> [Exercise]
An exact reproduction of all the entries below is required.

(Saved data entries)
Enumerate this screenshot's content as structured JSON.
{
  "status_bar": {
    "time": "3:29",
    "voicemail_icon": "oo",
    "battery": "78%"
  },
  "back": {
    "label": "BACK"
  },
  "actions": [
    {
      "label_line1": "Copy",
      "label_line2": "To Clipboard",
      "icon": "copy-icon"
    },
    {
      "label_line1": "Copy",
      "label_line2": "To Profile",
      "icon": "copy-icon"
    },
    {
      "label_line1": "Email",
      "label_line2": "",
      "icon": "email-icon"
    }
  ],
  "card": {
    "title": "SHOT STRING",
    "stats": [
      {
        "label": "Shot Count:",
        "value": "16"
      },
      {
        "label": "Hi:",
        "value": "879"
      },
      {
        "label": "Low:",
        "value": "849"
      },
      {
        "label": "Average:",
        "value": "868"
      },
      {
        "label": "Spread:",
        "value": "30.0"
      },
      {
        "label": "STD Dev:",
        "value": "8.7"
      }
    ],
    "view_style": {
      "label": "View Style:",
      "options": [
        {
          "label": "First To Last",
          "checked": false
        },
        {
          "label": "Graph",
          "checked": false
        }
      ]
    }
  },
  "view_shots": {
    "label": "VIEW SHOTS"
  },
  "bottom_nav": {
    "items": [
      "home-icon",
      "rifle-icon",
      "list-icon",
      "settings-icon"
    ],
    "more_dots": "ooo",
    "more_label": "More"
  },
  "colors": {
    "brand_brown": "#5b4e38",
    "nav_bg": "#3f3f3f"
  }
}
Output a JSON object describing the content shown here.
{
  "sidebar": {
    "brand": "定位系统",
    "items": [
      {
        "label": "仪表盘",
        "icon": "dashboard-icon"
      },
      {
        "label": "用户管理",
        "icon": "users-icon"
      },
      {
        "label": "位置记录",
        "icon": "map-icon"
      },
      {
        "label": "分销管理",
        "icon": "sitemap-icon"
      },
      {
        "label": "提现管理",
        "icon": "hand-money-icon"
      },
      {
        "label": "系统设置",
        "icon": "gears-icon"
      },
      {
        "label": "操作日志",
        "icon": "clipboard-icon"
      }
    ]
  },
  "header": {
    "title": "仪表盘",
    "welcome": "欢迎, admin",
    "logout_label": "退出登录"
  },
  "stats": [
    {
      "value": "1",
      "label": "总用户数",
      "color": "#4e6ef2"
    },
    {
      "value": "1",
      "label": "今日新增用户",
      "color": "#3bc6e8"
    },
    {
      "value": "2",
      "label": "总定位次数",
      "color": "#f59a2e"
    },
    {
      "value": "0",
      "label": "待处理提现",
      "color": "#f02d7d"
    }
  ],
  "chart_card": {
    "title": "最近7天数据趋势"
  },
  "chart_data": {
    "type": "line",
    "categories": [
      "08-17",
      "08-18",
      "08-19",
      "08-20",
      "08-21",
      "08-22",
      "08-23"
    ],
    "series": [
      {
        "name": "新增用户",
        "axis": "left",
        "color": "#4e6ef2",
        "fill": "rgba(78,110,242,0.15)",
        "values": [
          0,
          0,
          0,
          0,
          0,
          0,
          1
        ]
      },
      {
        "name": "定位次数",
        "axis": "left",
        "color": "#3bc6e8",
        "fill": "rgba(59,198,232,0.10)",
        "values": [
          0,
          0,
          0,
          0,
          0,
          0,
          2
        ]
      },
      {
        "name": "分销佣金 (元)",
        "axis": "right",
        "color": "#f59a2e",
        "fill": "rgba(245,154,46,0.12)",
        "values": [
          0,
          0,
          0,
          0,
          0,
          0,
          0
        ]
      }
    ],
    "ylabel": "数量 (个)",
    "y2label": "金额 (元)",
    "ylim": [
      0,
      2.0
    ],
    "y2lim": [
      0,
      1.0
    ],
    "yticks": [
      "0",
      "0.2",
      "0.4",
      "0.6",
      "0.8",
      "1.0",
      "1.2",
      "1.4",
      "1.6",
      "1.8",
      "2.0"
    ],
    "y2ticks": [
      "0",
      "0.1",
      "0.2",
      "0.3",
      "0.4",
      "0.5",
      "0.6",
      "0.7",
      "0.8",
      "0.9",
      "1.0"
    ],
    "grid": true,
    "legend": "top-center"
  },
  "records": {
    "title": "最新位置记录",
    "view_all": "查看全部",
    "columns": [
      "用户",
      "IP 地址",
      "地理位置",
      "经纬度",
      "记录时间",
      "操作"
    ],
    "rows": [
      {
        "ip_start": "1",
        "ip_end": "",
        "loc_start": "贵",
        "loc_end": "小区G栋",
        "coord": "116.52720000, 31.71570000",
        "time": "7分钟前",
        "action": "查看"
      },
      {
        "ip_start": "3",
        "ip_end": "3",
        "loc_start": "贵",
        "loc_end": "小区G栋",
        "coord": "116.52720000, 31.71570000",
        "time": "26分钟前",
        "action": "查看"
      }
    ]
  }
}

> [Problem solution]
Enumerate this screenshot's content as structured JSON.
{
  "status_bar": {
    "time": "3:29",
    "voicemail_icon": "oo",
    "battery": "78%"
  },
  "back": {
    "label": "BACK"
  },
  "actions": [
    {
      "label_line1": "Copy",
      "label_line2": "To Clipboard",
      "icon": "copy-icon"
    },
    {
      "label_line1": "Copy",
      "label_line2": "To Profile",
      "icon": "copy-icon"
    },
    {
      "label_line1": "Email",
      "label_line2": "",
      "icon": "email-icon"
    }
  ],
  "card": {
    "title": "SHOT STRING",
    "stats": [
      {
        "label": "Shot Count:",
        "value": "16"
      },
      {
        "label": "Hi:",
        "value": "879"
      },
      {
        "label": "Low:",
        "value": "849"
      },
      {
        "label": "Average:",
        "value": "868"
      },
      {
        "label": "Spread:",
        "value": "30.0"
      },
      {
        "label": "STD Dev:",
        "value": "8.7"
      }
    ],
    "view_style": {
      "label": "View Style:",
      "options": [
        {
          "label": "First To Last",
          "checked": false
        },
        {
          "label": "Graph",
          "checked": false
        }
      ]
    }
  },
  "view_shots": {
    "label": "VIEW SHOTS"
  },
  "bottom_nav": {
    "items": [
      "home-icon",
      "rifle-icon",
      "list-icon",
      "settings-icon"
    ],
    "more_dots": "ooo",
    "more_label": "More"
  },
  "colors": {
    "brand_brown": "#5b4e38",
    "nav_bg": "#3f3f3f"
  }
}
Output a JSON object describing the content shown here.
{
  "sidebar": {
    "brand": "定位系统",
    "items": [
      {
        "label": "仪表盘",
        "icon": "dashboard-icon"
      },
      {
        "label": "用户管理",
        "icon": "users-icon"
      },
      {
        "label": "位置记录",
        "icon": "map-icon"
      },
      {
        "label": "分销管理",
        "icon": "sitemap-icon"
      },
      {
        "label": "提现管理",
        "icon": "hand-money-icon"
      },
      {
        "label": "系统设置",
        "icon": "gears-icon"
      },
      {
        "label": "操作日志",
        "icon": "clipboard-icon"
      }
    ]
  },
  "header": {
    "title": "仪表盘",
    "welcome": "欢迎, admin",
    "logout_label": "退出登录"
  },
  "stats": [
    {
      "value": "1",
      "label": "总用户数",
      "color": "#4e6ef2"
    },
    {
      "value": "1",
      "label": "今日新增用户",
      "color": "#3bc6e8"
    },
    {
      "value": "2",
      "label": "总定位次数",
      "color": "#f59a2e"
    },
    {
      "value": "0",
      "label": "待处理提现",
      "color": "#f02d7d"
    }
  ],
  "chart_card": {
    "title": "最近7天数据趋势"
  },
  "chart_data": {
    "type": "line",
    "categories": [
      "08-17",
      "08-18",
      "08-19",
      "08-20",
      "08-21",
      "08-22",
      "08-23"
    ],
    "series": [
      {
        "name": "新增用户",
        "axis": "left",
        "color": "#4e6ef2",
        "fill": "rgba(78,110,242,0.15)",
        "values": [
          0,
          0,
          0,
          0,
          0,
          0,
          1
        ]
      },
      {
        "name": "定位次数",
        "axis": "left",
        "color": "#3bc6e8",
        "fill": "rgba(59,198,232,0.10)",
        "values": [
          0,
          0,
          0,
          0,
          0,
          0,
          2
        ]
      },
      {
        "name": "分销佣金 (元)",
        "axis": "right",
        "color": "#f59a2e",
        "fill": "rgba(245,154,46,0.12)",
        "values": [
          0,
          0,
          0,
          0,
          0,
          0,
          0
        ]
      }
    ],
    "ylabel": "数量 (个)",
    "y2label": "金额 (元)",
    "ylim": [
      0,
      2.0
    ],
    "y2lim": [
      0,
      1.0
    ],
    "yticks": [
      "0",
      "0.2",
      "0.4",
      "0.6",
      "0.8",
      "1.0",
      "1.2",
      "1.4",
      "1.6",
      "1.8",
      "2.0"
    ],
    "y2ticks": [
      "0",
      "0.1",
      "0.2",
      "0.3",
      "0.4",
      "0.5",
      "0.6",
      "0.7",
      "0.8",
      "0.9",
      "1.0"
    ],
    "grid": true,
    "legend": "top-center"
  },
  "records": {
    "title": "最新位置记录",
    "view_all": "查看全部",
    "columns": [
      "用户",
      "IP 地址",
      "地理位置",
      "经纬度",
      "记录时间",
      "操作"
    ],
    "rows": [
      {
        "ip_start": "1",
        "ip_end": "",
        "loc_start": "贵",
        "loc_end": "小区G栋",
        "coord": "116.52720000, 31.71570000",
        "time": "7分钟前",
        "action": "查看"
      },
      {
        "ip_start": "3",
        "ip_end": "3",
        "loc_start": "贵",
        "loc_end": "小区G栋",
        "coord": "116.52720000, 31.71570000",
        "time": "26分钟前",
        "action": "查看"
      }
    ]
  }
}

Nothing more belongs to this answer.